About this task: Repeat the listing verbatim. Drop any pictures.

Dataset entries:
-=-=-
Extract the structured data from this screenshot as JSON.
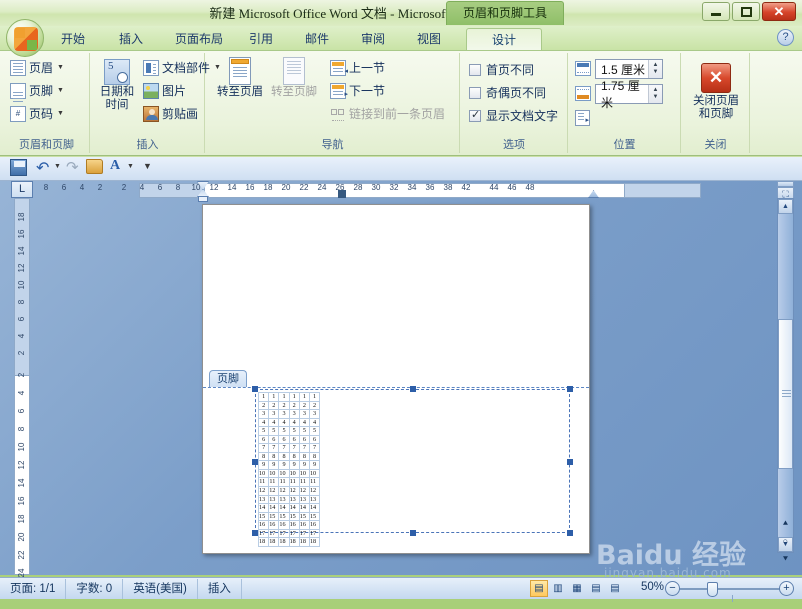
{
  "window": {
    "title": "新建 Microsoft Office Word 文档 - Microsoft Word",
    "contextual_tab_label": "页眉和页脚工具",
    "minimize": "最小化",
    "maximize": "最大化",
    "close": "✕"
  },
  "tabs": [
    {
      "label": "开始",
      "active": false
    },
    {
      "label": "插入",
      "active": false
    },
    {
      "label": "页面布局",
      "active": false
    },
    {
      "label": "引用",
      "active": false
    },
    {
      "label": "邮件",
      "active": false
    },
    {
      "label": "审阅",
      "active": false
    },
    {
      "label": "视图",
      "active": false
    },
    {
      "label": "设计",
      "active": true
    }
  ],
  "help_icon": "?",
  "quick_access": {
    "items": [
      {
        "name": "save-icon",
        "glyph": "💾"
      },
      {
        "name": "undo-icon",
        "glyph": "↶"
      },
      {
        "name": "undo-dropdown-icon",
        "glyph": "▾"
      },
      {
        "name": "redo-icon",
        "glyph": "↷"
      },
      {
        "name": "open-icon",
        "glyph": "📂"
      },
      {
        "name": "format-icon",
        "glyph": "A"
      },
      {
        "name": "format-dropdown-icon",
        "glyph": "▾"
      },
      {
        "name": "customize-qat-icon",
        "glyph": "▾"
      }
    ]
  },
  "ribbon": {
    "groups": [
      {
        "title": "页眉和页脚",
        "buttons": [
          {
            "label": "页眉",
            "dropdown": true,
            "icon": "header-icon"
          },
          {
            "label": "页脚",
            "dropdown": true,
            "icon": "footer-icon"
          },
          {
            "label": "页码",
            "dropdown": true,
            "icon": "page-number-icon"
          }
        ]
      },
      {
        "title": "插入",
        "big": {
          "line1": "日期和",
          "line2": "时间",
          "icon": "date-time-icon"
        },
        "buttons": [
          {
            "label": "文档部件",
            "dropdown": true,
            "icon": "quick-parts-icon"
          },
          {
            "label": "图片",
            "dropdown": false,
            "icon": "picture-icon"
          },
          {
            "label": "剪贴画",
            "dropdown": false,
            "icon": "clip-art-icon"
          }
        ]
      },
      {
        "title": "导航",
        "big_buttons": [
          {
            "label": "转至页眉",
            "icon": "goto-header-icon",
            "disabled": false
          },
          {
            "label": "转至页脚",
            "icon": "goto-footer-icon",
            "disabled": true
          }
        ],
        "buttons": [
          {
            "label": "上一节",
            "disabled": false,
            "icon": "previous-section-icon"
          },
          {
            "label": "下一节",
            "disabled": false,
            "icon": "next-section-icon"
          },
          {
            "label": "链接到前一条页眉",
            "disabled": true,
            "icon": "link-previous-icon"
          }
        ]
      },
      {
        "title": "选项",
        "checkboxes": [
          {
            "label": "首页不同",
            "checked": false
          },
          {
            "label": "奇偶页不同",
            "checked": false
          },
          {
            "label": "显示文档文字",
            "checked": true
          }
        ]
      },
      {
        "title": "位置",
        "spinners": [
          {
            "value": "1.5 厘米",
            "icon": "header-from-top-icon"
          },
          {
            "value": "1.75 厘米",
            "icon": "footer-from-bottom-icon"
          }
        ],
        "extra_button": {
          "icon": "insert-alignment-tab-icon"
        }
      },
      {
        "title": "关闭",
        "close_button": {
          "glyph": "✕",
          "line1": "关闭页眉",
          "line2": "和页脚"
        }
      }
    ]
  },
  "rulers": {
    "horizontal_ticks": [
      "8",
      "6",
      "4",
      "2",
      "2",
      "4",
      "6",
      "8",
      "10",
      "12",
      "14",
      "16",
      "18",
      "20",
      "22",
      "24",
      "26",
      "28",
      "30",
      "32",
      "34",
      "36",
      "38",
      "42",
      "44",
      "46",
      "48"
    ],
    "vertical_ticks": [
      "18",
      "16",
      "14",
      "12",
      "10",
      "8",
      "6",
      "4",
      "2",
      "2",
      "4",
      "6",
      "8",
      "10",
      "12",
      "14",
      "16",
      "18",
      "20",
      "22",
      "24"
    ],
    "corner_button": "L"
  },
  "document": {
    "footer_tag": "页脚",
    "table": {
      "columns": 6,
      "rows": [
        "1",
        "2",
        "3",
        "4",
        "5",
        "6",
        "7",
        "8",
        "9",
        "10",
        "11",
        "12",
        "13",
        "14",
        "15",
        "16",
        "17",
        "18"
      ]
    }
  },
  "scrollbar": {
    "up_arrow": "▲",
    "down_arrow": "▼",
    "split_handle": "",
    "browse_prev": "⯅",
    "browse_select": "○",
    "browse_next": "⯆",
    "select_object_icon": "⛶"
  },
  "status_bar": {
    "page": "页面: 1/1",
    "words": "字数: 0",
    "language": "英语(美国)",
    "mode": "插入",
    "view_buttons": [
      {
        "name": "print-layout-view",
        "glyph": "▤",
        "active": true
      },
      {
        "name": "full-screen-reading-view",
        "glyph": "▥",
        "active": false
      },
      {
        "name": "web-layout-view",
        "glyph": "▦",
        "active": false
      },
      {
        "name": "outline-view",
        "glyph": "▤",
        "active": false
      },
      {
        "name": "draft-view",
        "glyph": "▤",
        "active": false
      }
    ],
    "zoom_level": "50%",
    "zoom_out": "−",
    "zoom_in": "+"
  },
  "watermark": {
    "text": "Baidu 经验",
    "subtext": "jingyan.baidu.com"
  },
  "colors": {
    "ribbon_green": "#c9e3a6",
    "accent_blue": "#16315c",
    "close_red": "#d8492c",
    "page_white": "#ffffff"
  }
}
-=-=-
Solution:
Extract the structured data from this screenshot as JSON.
{
  "window": {
    "title": "新建 Microsoft Office Word 文档 - Microsoft Word",
    "contextual_tab_label": "页眉和页脚工具",
    "minimize": "最小化",
    "maximize": "最大化",
    "close": "✕"
  },
  "tabs": [
    {
      "label": "开始",
      "active": false
    },
    {
      "label": "插入",
      "active": false
    },
    {
      "label": "页面布局",
      "active": false
    },
    {
      "label": "引用",
      "active": false
    },
    {
      "label": "邮件",
      "active": false
    },
    {
      "label": "审阅",
      "active": false
    },
    {
      "label": "视图",
      "active": false
    },
    {
      "label": "设计",
      "active": true
    }
  ],
  "help_icon": "?",
  "quick_access": {
    "items": [
      {
        "name": "save-icon",
        "glyph": "💾"
      },
      {
        "name": "undo-icon",
        "glyph": "↶"
      },
      {
        "name": "undo-dropdown-icon",
        "glyph": "▾"
      },
      {
        "name": "redo-icon",
        "glyph": "↷"
      },
      {
        "name": "open-icon",
        "glyph": "📂"
      },
      {
        "name": "format-icon",
        "glyph": "A"
      },
      {
        "name": "format-dropdown-icon",
        "glyph": "▾"
      },
      {
        "name": "customize-qat-icon",
        "glyph": "▾"
      }
    ]
  },
  "ribbon": {
    "groups": [
      {
        "title": "页眉和页脚",
        "buttons": [
          {
            "label": "页眉",
            "dropdown": true,
            "icon": "header-icon"
          },
          {
            "label": "页脚",
            "dropdown": true,
            "icon": "footer-icon"
          },
          {
            "label": "页码",
            "dropdown": true,
            "icon": "page-number-icon"
          }
        ]
      },
      {
        "title": "插入",
        "big": {
          "line1": "日期和",
          "line2": "时间",
          "icon": "date-time-icon"
        },
        "buttons": [
          {
            "label": "文档部件",
            "dropdown": true,
            "icon": "quick-parts-icon"
          },
          {
            "label": "图片",
            "dropdown": false,
            "icon": "picture-icon"
          },
          {
            "label": "剪贴画",
            "dropdown": false,
            "icon": "clip-art-icon"
          }
        ]
      },
      {
        "title": "导航",
        "big_buttons": [
          {
            "label": "转至页眉",
            "icon": "goto-header-icon",
            "disabled": false
          },
          {
            "label": "转至页脚",
            "icon": "goto-footer-icon",
            "disabled": true
          }
        ],
        "buttons": [
          {
            "label": "上一节",
            "disabled": false,
            "icon": "previous-section-icon"
          },
          {
            "label": "下一节",
            "disabled": false,
            "icon": "next-section-icon"
          },
          {
            "label": "链接到前一条页眉",
            "disabled": true,
            "icon": "link-previous-icon"
          }
        ]
      },
      {
        "title": "选项",
        "checkboxes": [
          {
            "label": "首页不同",
            "checked": false
          },
          {
            "label": "奇偶页不同",
            "checked": false
          },
          {
            "label": "显示文档文字",
            "checked": true
          }
        ]
      },
      {
        "title": "位置",
        "spinners": [
          {
            "value": "1.5 厘米",
            "icon": "header-from-top-icon"
          },
          {
            "value": "1.75 厘米",
            "icon": "footer-from-bottom-icon"
          }
        ],
        "extra_button": {
          "icon": "insert-alignment-tab-icon"
        }
      },
      {
        "title": "关闭",
        "close_button": {
          "glyph": "✕",
          "line1": "关闭页眉",
          "line2": "和页脚"
        }
      }
    ]
  },
  "rulers": {
    "horizontal_ticks": [
      "8",
      "6",
      "4",
      "2",
      "2",
      "4",
      "6",
      "8",
      "10",
      "12",
      "14",
      "16",
      "18",
      "20",
      "22",
      "24",
      "26",
      "28",
      "30",
      "32",
      "34",
      "36",
      "38",
      "42",
      "44",
      "46",
      "48"
    ],
    "vertical_ticks": [
      "18",
      "16",
      "14",
      "12",
      "10",
      "8",
      "6",
      "4",
      "2",
      "2",
      "4",
      "6",
      "8",
      "10",
      "12",
      "14",
      "16",
      "18",
      "20",
      "22",
      "24"
    ],
    "corner_button": "L"
  },
  "document": {
    "footer_tag": "页脚",
    "table": {
      "columns": 6,
      "rows": [
        "1",
        "2",
        "3",
        "4",
        "5",
        "6",
        "7",
        "8",
        "9",
        "10",
        "11",
        "12",
        "13",
        "14",
        "15",
        "16",
        "17",
        "18"
      ]
    }
  },
  "scrollbar": {
    "up_arrow": "▲",
    "down_arrow": "▼",
    "split_handle": "",
    "browse_prev": "⯅",
    "browse_select": "○",
    "browse_next": "⯆",
    "select_object_icon": "⛶"
  },
  "status_bar": {
    "page": "页面: 1/1",
    "words": "字数: 0",
    "language": "英语(美国)",
    "mode": "插入",
    "view_buttons": [
      {
        "name": "print-layout-view",
        "glyph": "▤",
        "active": true
      },
      {
        "name": "full-screen-reading-view",
        "glyph": "▥",
        "active": false
      },
      {
        "name": "web-layout-view",
        "glyph": "▦",
        "active": false
      },
      {
        "name": "outline-view",
        "glyph": "▤",
        "active": false
      },
      {
        "name": "draft-view",
        "glyph": "▤",
        "active": false
      }
    ],
    "zoom_level": "50%",
    "zoom_out": "−",
    "zoom_in": "+"
  },
  "watermark": {
    "text": "Baidu 经验",
    "subtext": "jingyan.baidu.com"
  },
  "colors": {
    "ribbon_green": "#c9e3a6",
    "accent_blue": "#16315c",
    "close_red": "#d8492c",
    "page_white": "#ffffff"
  }
}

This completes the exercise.